We see the girl sitting at the front of the class, her arm shaking from exhaustion as she reaches up. Reaching for the answer, reaching for her teacher’s praise, reaching for salvation. She is drowning in a sea of mediocrity, stuck in a system built for idiots. Her searching fingers beg for the quiet intellect of an aged university professor, peering over glasses and making a silent connection with her student.
The girl sits there, wrapped in the uniform of her peers, a uniform selected from hundreds of uniforms to represent her school. She wears the colours of a majority, and it weighs her down, the same way the books that she has collected in her battered satchel weigh heavily on her shoulder as she treads the corridors of her school. In thirty years, that shoulder will dip slightly, a throw-back to the corridors she used to inhabit.
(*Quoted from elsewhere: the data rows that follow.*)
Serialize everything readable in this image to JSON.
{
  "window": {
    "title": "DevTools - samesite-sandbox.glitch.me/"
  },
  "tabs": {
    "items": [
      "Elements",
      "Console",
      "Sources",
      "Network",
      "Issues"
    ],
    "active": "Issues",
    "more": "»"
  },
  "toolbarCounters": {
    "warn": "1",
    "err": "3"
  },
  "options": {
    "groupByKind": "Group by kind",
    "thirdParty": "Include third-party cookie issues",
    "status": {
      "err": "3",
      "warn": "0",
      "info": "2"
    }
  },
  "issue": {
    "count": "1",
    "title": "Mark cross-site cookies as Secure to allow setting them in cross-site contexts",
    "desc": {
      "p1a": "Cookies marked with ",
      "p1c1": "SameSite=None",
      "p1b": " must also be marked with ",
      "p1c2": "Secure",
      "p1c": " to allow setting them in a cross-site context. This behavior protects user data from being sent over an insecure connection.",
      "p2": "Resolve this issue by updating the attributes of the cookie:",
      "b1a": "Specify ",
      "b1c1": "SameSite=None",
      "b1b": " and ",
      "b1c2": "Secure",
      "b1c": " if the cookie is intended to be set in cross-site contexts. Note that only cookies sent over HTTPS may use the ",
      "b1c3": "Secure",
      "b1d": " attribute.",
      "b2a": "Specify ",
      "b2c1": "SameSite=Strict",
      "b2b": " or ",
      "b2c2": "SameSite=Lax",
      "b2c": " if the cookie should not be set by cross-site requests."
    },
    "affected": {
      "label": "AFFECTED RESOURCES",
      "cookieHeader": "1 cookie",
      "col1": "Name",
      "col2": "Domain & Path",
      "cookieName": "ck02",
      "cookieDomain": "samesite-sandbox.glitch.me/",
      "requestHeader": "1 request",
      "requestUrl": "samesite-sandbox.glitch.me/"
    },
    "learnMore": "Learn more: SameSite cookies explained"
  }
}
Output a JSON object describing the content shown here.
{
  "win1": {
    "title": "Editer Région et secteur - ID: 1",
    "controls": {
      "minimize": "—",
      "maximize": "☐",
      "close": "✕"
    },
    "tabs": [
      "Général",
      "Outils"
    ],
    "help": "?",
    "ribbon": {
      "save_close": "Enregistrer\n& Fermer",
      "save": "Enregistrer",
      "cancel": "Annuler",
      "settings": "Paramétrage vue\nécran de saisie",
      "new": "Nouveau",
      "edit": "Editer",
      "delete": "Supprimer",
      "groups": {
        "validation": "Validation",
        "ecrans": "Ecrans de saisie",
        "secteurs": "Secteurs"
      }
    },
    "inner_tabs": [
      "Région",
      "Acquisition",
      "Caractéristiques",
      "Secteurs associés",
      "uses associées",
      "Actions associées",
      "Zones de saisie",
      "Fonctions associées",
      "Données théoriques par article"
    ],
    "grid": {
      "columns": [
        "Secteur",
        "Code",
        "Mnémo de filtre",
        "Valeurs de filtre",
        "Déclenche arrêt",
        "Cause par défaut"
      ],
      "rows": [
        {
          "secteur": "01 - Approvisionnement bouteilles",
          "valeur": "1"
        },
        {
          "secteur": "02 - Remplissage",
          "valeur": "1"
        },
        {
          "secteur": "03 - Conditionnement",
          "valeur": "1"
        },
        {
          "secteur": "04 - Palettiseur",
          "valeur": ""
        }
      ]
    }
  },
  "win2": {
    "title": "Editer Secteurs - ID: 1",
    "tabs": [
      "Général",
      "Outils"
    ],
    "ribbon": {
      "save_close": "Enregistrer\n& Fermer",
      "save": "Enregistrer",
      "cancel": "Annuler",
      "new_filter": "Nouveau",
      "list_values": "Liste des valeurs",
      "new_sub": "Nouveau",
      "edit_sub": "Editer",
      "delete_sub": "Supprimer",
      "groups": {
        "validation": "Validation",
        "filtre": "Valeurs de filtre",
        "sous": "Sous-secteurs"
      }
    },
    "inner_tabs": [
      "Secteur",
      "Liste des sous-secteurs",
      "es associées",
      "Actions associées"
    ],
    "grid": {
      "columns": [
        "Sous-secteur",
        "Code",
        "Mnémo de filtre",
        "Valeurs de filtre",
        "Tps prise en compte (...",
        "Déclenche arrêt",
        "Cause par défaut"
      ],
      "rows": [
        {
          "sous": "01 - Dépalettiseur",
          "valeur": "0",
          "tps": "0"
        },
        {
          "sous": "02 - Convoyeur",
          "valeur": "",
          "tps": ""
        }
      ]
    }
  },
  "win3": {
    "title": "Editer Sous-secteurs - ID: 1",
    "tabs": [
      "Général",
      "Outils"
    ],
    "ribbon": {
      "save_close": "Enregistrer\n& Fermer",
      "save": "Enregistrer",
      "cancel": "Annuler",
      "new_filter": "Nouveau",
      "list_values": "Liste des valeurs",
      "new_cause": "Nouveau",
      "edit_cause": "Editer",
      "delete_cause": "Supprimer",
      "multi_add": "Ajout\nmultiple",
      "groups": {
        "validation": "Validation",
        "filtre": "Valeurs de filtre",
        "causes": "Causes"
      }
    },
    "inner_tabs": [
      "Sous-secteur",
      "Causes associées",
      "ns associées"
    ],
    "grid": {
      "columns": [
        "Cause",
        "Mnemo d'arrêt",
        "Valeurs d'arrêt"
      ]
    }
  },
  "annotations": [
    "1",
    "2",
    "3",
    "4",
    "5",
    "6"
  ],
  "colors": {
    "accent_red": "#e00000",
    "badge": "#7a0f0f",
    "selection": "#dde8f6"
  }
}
She is unseen. The teacher selects the student behind her. The girl sinks down, breathing deeply, her pen already scribbling notes in the margins of her textbook. She will study every night before her exam. She will memorise the text while her friends drain bottles of sugary alcohol and run their mouths together clumsily, mimicking the adults they wish they could be. She will drop three marks on the exam, and her father will ask why the percentage on her results isn’t three-figured.
But she waits for the future. For university. For her BA. For her MA. For her PhD. She’ll make a difference. She just needs to wait until she has the qualifications to be able to.
A boy sits in his darkened room, his pale face illuminated with the cool glow of his computer. A webcam blinks at him as his lips race around words he is too young to know. Later, he’ll edit the video he is recording. He’ll chop it up as a surgeon disects his patient, selecting all the good and removing all the bad. He’ll cut it together so it seems off-the-cuff, like he’s funny and intelligent and worth watching. Then he’ll upload it. Sit and watch his views grow. He’s made a difference. He’s practically famous. People all around the world are watching him.
I’m exhausted. Writing streams of consciousness is tiring.